• EXERCISE MATERIAL:
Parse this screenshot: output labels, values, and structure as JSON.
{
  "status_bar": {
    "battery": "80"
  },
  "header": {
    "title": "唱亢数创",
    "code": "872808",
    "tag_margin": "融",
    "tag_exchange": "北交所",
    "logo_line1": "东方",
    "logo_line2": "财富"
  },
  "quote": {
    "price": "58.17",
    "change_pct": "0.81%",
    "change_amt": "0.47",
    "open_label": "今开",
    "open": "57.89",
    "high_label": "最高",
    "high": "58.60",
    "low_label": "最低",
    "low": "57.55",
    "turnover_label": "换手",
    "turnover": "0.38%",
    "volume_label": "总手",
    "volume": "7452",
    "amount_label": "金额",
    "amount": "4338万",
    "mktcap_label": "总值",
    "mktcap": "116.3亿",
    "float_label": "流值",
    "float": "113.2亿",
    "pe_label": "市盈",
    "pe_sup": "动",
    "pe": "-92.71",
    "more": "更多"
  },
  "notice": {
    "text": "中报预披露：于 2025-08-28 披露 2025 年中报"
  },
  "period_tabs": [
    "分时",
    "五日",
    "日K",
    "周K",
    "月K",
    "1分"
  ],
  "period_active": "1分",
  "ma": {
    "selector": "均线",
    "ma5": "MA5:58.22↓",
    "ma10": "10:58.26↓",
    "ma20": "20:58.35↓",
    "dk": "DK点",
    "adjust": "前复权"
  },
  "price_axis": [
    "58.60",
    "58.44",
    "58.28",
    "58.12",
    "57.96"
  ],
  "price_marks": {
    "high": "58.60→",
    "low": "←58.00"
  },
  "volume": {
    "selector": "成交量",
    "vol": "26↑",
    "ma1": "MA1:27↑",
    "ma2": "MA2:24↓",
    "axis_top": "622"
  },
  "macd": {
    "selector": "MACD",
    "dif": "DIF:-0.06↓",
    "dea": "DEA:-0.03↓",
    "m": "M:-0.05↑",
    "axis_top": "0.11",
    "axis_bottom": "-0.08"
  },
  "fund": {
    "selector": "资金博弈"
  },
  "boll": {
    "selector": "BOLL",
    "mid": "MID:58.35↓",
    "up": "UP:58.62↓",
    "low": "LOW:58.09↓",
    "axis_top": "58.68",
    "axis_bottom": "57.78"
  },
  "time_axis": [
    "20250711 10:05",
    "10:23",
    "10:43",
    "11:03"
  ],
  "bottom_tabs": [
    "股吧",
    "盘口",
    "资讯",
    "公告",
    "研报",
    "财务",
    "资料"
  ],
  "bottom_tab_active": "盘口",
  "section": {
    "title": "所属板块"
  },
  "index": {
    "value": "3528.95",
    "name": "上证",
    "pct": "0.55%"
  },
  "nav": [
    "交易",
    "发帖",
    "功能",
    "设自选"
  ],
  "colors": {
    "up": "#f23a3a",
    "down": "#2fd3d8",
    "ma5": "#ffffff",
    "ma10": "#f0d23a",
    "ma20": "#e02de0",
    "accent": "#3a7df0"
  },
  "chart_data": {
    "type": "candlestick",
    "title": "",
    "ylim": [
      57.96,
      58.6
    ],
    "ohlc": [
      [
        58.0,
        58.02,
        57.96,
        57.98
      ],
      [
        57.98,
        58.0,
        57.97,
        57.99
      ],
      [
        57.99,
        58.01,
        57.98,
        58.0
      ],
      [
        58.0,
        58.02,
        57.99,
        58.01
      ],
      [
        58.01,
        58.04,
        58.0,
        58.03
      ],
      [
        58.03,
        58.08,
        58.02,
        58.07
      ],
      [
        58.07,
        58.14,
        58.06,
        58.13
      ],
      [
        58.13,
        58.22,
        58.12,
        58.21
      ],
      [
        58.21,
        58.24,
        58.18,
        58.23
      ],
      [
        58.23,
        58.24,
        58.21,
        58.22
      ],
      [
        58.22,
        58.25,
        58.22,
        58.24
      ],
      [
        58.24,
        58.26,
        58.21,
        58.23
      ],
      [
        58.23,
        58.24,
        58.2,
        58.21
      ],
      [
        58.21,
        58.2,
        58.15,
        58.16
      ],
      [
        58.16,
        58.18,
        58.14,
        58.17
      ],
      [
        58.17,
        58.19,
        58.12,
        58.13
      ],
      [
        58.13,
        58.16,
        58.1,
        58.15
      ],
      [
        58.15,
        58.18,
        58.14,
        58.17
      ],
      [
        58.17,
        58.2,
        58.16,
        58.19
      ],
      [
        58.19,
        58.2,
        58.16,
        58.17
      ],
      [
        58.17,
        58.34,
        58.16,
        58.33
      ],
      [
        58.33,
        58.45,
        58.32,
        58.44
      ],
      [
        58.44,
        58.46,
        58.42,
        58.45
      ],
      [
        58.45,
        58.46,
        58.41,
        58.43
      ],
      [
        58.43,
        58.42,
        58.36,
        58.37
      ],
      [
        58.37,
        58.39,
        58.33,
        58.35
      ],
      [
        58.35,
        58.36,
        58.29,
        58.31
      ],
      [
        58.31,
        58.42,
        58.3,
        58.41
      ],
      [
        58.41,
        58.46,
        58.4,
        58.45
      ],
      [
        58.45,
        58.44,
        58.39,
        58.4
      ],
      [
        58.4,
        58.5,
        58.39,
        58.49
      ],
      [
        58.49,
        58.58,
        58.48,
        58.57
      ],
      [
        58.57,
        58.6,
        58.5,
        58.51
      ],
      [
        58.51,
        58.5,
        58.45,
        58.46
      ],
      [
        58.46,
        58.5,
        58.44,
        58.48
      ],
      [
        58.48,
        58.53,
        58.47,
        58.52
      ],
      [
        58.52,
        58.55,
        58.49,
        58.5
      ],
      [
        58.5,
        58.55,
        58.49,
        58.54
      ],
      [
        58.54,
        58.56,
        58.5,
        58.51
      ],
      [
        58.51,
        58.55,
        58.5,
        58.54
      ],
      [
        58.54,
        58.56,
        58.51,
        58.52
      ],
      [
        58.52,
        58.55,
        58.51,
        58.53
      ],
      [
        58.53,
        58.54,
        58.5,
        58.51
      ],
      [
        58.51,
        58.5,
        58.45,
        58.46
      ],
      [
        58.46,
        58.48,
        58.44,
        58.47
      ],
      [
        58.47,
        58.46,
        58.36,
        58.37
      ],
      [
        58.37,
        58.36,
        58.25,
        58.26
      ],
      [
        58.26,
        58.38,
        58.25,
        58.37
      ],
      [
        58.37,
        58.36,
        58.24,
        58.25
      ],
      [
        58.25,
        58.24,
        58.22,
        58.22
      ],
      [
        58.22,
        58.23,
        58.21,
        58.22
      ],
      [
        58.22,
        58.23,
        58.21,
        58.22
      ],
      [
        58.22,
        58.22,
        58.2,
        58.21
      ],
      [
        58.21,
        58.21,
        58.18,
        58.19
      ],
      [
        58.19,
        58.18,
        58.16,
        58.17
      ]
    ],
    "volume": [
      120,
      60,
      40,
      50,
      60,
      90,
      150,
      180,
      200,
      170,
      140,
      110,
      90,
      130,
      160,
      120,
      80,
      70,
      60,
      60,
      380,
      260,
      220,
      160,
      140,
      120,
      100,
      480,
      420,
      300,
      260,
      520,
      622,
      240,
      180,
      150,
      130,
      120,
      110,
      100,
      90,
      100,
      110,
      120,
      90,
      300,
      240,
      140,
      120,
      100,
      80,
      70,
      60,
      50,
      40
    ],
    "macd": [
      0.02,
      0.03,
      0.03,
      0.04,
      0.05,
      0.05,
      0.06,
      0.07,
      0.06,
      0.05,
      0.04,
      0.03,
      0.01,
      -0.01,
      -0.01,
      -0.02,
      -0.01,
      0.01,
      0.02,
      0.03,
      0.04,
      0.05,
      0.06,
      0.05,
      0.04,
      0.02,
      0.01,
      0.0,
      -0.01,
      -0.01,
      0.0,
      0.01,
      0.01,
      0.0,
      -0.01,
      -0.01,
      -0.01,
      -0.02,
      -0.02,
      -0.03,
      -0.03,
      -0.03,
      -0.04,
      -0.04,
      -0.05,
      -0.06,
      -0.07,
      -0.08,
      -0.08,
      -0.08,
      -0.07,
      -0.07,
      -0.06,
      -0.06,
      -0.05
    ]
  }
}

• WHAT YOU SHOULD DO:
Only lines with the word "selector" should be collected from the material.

• TASK SOLUTION:
    "selector": "均线",
    "selector": "成交量",
    "selector": "MACD",
    "selector": "资金博弈"
    "selector": "BOLL",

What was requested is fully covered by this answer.